▶ [Action item]:
Scan the data below for lines containing the string "What" and give only how many there are.

▶ [Given records]:

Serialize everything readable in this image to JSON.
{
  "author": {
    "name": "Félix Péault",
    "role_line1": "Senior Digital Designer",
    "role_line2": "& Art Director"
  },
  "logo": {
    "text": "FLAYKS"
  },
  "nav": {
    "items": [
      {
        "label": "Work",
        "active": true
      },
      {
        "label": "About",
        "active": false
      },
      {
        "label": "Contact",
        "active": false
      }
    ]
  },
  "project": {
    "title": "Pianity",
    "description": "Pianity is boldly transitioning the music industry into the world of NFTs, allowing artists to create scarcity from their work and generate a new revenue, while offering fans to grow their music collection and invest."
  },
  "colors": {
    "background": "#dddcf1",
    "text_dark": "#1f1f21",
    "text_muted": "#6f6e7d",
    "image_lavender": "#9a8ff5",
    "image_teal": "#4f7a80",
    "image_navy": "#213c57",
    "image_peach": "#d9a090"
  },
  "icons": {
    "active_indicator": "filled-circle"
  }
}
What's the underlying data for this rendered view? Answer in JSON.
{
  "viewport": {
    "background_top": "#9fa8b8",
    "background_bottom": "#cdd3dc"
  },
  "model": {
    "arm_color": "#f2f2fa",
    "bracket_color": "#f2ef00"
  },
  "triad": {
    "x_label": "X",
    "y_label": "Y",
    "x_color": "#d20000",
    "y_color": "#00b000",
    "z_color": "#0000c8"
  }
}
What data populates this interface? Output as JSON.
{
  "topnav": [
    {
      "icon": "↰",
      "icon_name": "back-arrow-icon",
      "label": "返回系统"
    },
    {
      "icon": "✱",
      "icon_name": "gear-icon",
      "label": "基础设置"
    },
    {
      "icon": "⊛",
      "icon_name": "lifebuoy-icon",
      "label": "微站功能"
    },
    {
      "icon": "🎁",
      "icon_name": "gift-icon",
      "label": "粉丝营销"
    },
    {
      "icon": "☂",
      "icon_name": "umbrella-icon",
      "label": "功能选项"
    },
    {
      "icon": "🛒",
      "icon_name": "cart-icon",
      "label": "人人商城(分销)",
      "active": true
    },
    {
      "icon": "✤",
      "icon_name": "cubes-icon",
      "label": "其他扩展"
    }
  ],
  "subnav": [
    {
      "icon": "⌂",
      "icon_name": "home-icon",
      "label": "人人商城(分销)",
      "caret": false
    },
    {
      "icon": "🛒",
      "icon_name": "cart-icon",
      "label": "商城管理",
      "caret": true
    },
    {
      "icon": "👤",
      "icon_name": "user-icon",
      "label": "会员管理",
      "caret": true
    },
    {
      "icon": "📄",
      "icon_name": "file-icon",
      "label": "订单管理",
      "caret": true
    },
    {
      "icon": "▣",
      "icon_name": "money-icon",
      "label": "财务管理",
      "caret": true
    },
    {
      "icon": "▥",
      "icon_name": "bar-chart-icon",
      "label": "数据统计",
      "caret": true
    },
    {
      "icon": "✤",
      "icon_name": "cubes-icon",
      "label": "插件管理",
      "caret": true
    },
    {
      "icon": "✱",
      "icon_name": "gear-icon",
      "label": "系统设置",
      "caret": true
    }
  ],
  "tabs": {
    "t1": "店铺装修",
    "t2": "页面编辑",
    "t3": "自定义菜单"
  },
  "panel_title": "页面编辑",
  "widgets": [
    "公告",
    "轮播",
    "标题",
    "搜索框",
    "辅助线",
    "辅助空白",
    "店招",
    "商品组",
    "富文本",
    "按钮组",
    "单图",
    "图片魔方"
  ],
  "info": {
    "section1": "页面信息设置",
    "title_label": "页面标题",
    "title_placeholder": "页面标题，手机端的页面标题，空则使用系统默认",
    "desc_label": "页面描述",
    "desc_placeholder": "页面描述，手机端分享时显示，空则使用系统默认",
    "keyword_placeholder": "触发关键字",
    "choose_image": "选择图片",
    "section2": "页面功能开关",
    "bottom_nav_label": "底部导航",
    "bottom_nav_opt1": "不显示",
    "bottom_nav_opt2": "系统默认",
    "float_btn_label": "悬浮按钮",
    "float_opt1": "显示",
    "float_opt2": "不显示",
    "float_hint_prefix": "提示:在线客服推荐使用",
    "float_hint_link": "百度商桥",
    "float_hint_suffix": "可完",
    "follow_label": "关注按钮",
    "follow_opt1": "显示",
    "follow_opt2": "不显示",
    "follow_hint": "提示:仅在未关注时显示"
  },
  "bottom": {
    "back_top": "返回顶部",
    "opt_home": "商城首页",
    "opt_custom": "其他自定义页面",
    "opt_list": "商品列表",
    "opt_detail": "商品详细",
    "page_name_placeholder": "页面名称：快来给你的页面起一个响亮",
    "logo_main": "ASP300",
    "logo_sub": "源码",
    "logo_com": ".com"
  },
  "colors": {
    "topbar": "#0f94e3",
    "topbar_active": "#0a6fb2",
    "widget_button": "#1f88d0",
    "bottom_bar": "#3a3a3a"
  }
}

▶ [Output for this task]:
2